Don’t judge a book by its cover.
We’ve had that drilled into us—at least my generation did, and, to a large extent, we believed it—I believed and I still do. At least as far as people go. And dogs—you ever meet a dog who looks mean and you want to step back but then he approaches you gently and licks your hand?
Anyway, never judge a book by its cover, unless of course, it is a book. I’ve been thinking about covers a lot lately. It started when we released Vampire Rising, my allegorical Vampire novella. It pays homage to Bram Stoker’s Dracula while reinventing the Vampire genre. In the story I tell there were certain elements that helped tell the story—mockingbirds who appear wherever Vampires gather, the iron gates that demarcates the separation between the Vampire state and the human world. And the story is described in grays and purples. So I wanted to include all of those elements that in the cover.
|The Original Cover|
When my publisher notified me that they would be re-releasing the Boughs of Evergreen holiday anthology, which contains my short story, “The Christmas Present,” I jumped at the chance to change the cover. As I said, I’ve been thinking a lot about covers.

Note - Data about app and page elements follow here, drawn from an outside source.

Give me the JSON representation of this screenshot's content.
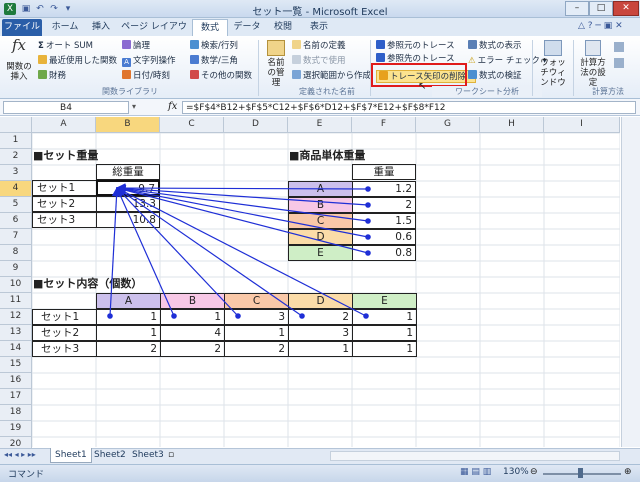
{
  "window": {
    "title": "セット一覧 - Microsoft Excel",
    "min": "–",
    "max": "□",
    "close": "✕"
  },
  "tabs": [
    "ファイル",
    "ホーム",
    "挿入",
    "ページ レイアウト",
    "数式",
    "データ",
    "校閲",
    "表示"
  ],
  "ribbon": {
    "insert_function": "関数の挿入",
    "autosum": "オート SUM",
    "recent": "最近使用した関数",
    "finance": "財務",
    "logical": "論理",
    "text": "文字列操作",
    "datetime": "日付/時刻",
    "lookup": "検索/行列",
    "math": "数学/三角",
    "other": "その他の関数",
    "group_library": "関数ライブラリ",
    "name_manager": "名前の管理",
    "define_name": "名前の定義",
    "use_in_formula": "数式で使用",
    "create_from_sel": "選択範囲から作成",
    "group_names": "定義された名前",
    "trace_precedents": "参照元のトレース",
    "trace_dependents": "参照先のトレース",
    "remove_arrows": "トレース矢印の削除",
    "show_formulas": "数式の表示",
    "error_check": "エラー チェック",
    "evaluate": "数式の検証",
    "group_audit": "ワークシート分析",
    "watch": "ウォッチウィンドウ",
    "calc_options": "計算方法の設定",
    "group_calc": "計算方法"
  },
  "formula_bar": {
    "name_box": "B4",
    "fx": "fx",
    "formula": "=$F$4*B12+$F$5*C12+$F$6*D12+$F$7*E12+$F$8*F12"
  },
  "columns": [
    "A",
    "B",
    "C",
    "D",
    "E",
    "F",
    "G",
    "H",
    "I"
  ],
  "rows": [
    "1",
    "2",
    "3",
    "4",
    "5",
    "6",
    "7",
    "8",
    "9",
    "10",
    "11",
    "12",
    "13",
    "14",
    "15",
    "16",
    "17",
    "18",
    "19",
    "20"
  ],
  "set_weight": {
    "title": "■セット重量",
    "header": "総重量",
    "labels": [
      "セット1",
      "セット2",
      "セット3"
    ],
    "values": [
      "9.7",
      "13.3",
      "10.8"
    ]
  },
  "unit_weight": {
    "title": "■商品単体重量",
    "header": "重量",
    "items": [
      "A",
      "B",
      "C",
      "D",
      "E"
    ],
    "values": [
      "1.2",
      "2",
      "1.5",
      "0.6",
      "0.8"
    ],
    "colors": [
      "#ccc0ec",
      "#f7c8e6",
      "#f9c8a8",
      "#fbdca8",
      "#cfeec6"
    ]
  },
  "set_contents": {
    "title": "■セット内容（個数）",
    "headers": [
      "A",
      "B",
      "C",
      "D",
      "E"
    ],
    "labels": [
      "セット1",
      "セット2",
      "セット3"
    ],
    "rows": [
      [
        "1",
        "1",
        "3",
        "2",
        "1"
      ],
      [
        "1",
        "4",
        "1",
        "3",
        "1"
      ],
      [
        "2",
        "2",
        "2",
        "1",
        "1"
      ]
    ]
  },
  "sheets": [
    "Sheet1",
    "Sheet2",
    "Sheet3"
  ],
  "status": {
    "mode": "コマンド",
    "zoom": "130%"
  },
  "colors": {
    "arrow": "#1f2fd6",
    "highlight": "#e01b1b",
    "selected_header": "#f8d77e"
  }
}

With Vampire Rising, I deliberately choose not to have a man on the cover—I felt there were too many m/m romances with buff shirtless guys on the cover.

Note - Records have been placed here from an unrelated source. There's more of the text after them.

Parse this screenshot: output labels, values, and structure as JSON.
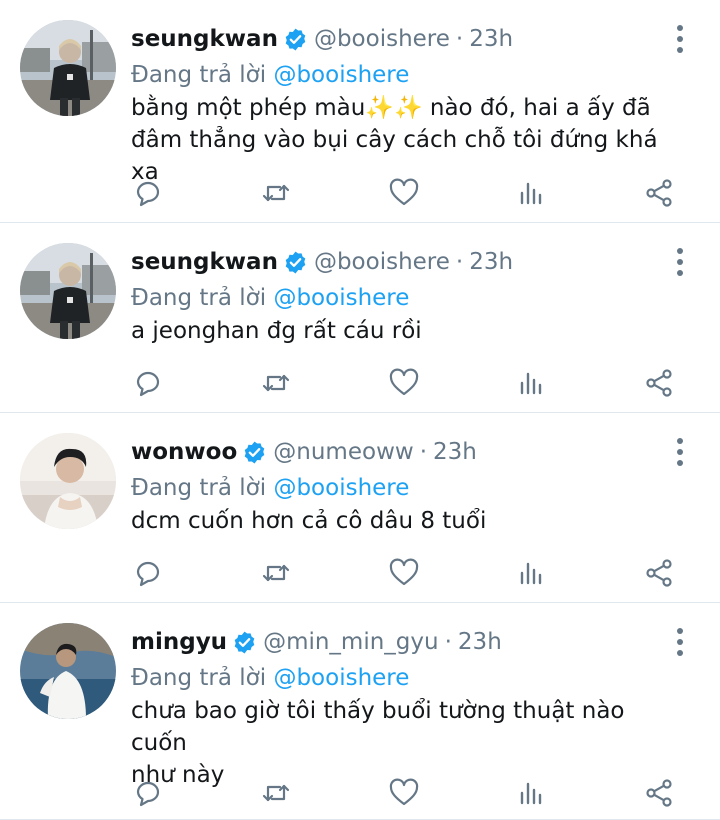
{
  "tweets": [
    {
      "name": "seungkwan",
      "handle": "@booishere",
      "separator": "·",
      "time": "23h",
      "reply_prefix": "Đang trả lời ",
      "reply_to": "@booishere",
      "text_lines": [
        "bằng một phép màu✨✨ nào đó, hai a ấy đã",
        "đâm thẳng vào bụi cây cách chỗ tôi đứng khá xa"
      ],
      "avatar_icon": "photo-person-street"
    },
    {
      "name": "seungkwan",
      "handle": "@booishere",
      "separator": "·",
      "time": "23h",
      "reply_prefix": "Đang trả lời ",
      "reply_to": "@booishere",
      "text_lines": [
        "a jeonghan đg rất cáu rồi"
      ],
      "avatar_icon": "photo-person-street"
    },
    {
      "name": "wonwoo",
      "handle": "@numeoww",
      "separator": "·",
      "time": "23h",
      "reply_prefix": "Đang trả lời ",
      "reply_to": "@booishere",
      "text_lines": [
        "dcm cuốn hơn cả cô dâu 8 tuổi"
      ],
      "avatar_icon": "photo-person-indoor"
    },
    {
      "name": "mingyu",
      "handle": "@min_min_gyu",
      "separator": "·",
      "time": "23h",
      "reply_prefix": "Đang trả lời ",
      "reply_to": "@booishere",
      "text_lines": [
        "chưa bao giờ tôi thấy buổi tường thuật nào cuốn",
        "như này"
      ],
      "avatar_icon": "photo-person-sea"
    }
  ],
  "icons": {
    "verified": "verified-badge-icon",
    "more": "more-vertical-icon",
    "reply": "reply-icon",
    "retweet": "retweet-icon",
    "like": "heart-icon",
    "stats": "stats-icon",
    "share": "share-icon"
  },
  "colors": {
    "text": "#14171a",
    "secondary": "#657786",
    "link": "#1da1f2",
    "verified": "#1da1f2",
    "divider": "#e1e8ed"
  }
}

Thinking about the new cover for “The Christmas Present,” I realized what troubled me most about all the men on the covers of gay books was the fact that they are almost always white. Once I realized that, I set out on a mission to find a black guy to put on the cover. The scene below is taken from “The Christmas Present” and is what the cover is based on:

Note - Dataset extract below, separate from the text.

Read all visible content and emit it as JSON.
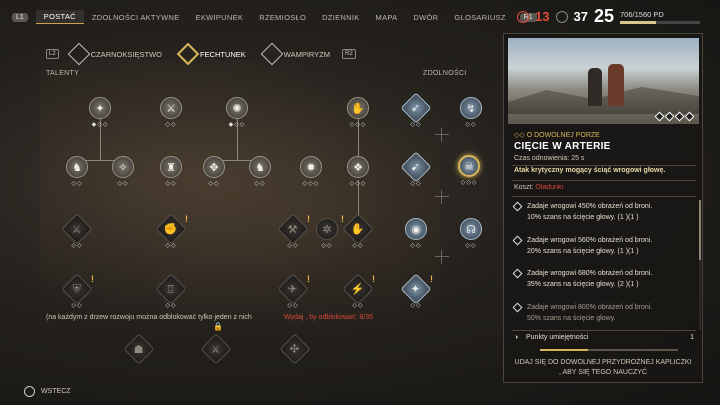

|The new cover|
He erupted out of this seething, boiling cauldron of salt and water, cloaked in moonlight and sea foam like an ermine cape. He stepped out of the rioting sea with the easy sinuous grace of an eel. About Aidan’s age, he was handsome, with broad shoulders and a narrow waist. His body, well-muscled and solid, seemed to vibrate with suppressed energy, seemed to contain all the fury of the sea, tightly reined. His beryl eyes, which seemed to hold all the colors of dawn, searched the beach, found Aidan standing stock still, his long flaxen hair plastered to his skull and shoulders by the sea spray.
Then came Black & Ugly: A Tale of Men & Wheelbarrows” which is a stand-alone story but also features Mama Black Widow, the old Obeah woman who appears in “The Christmas Present.” Because Ugly tells the story of a dark skinned young man who is taught he is ugly because he is dark, I knew it had to have a dark skinned black man on the cover. Deb and I discussed the title—it was originally much more innocuous—I suggested another title and Deb took it a step further and made it bold and in-your-face while also telling a story. I knew this cover was going to be special as we worked through several covers iterations. Still I was blown away by the strength and power of the final cover the designer delivered.
If someone wants to judge this book by its cover, I am good with that.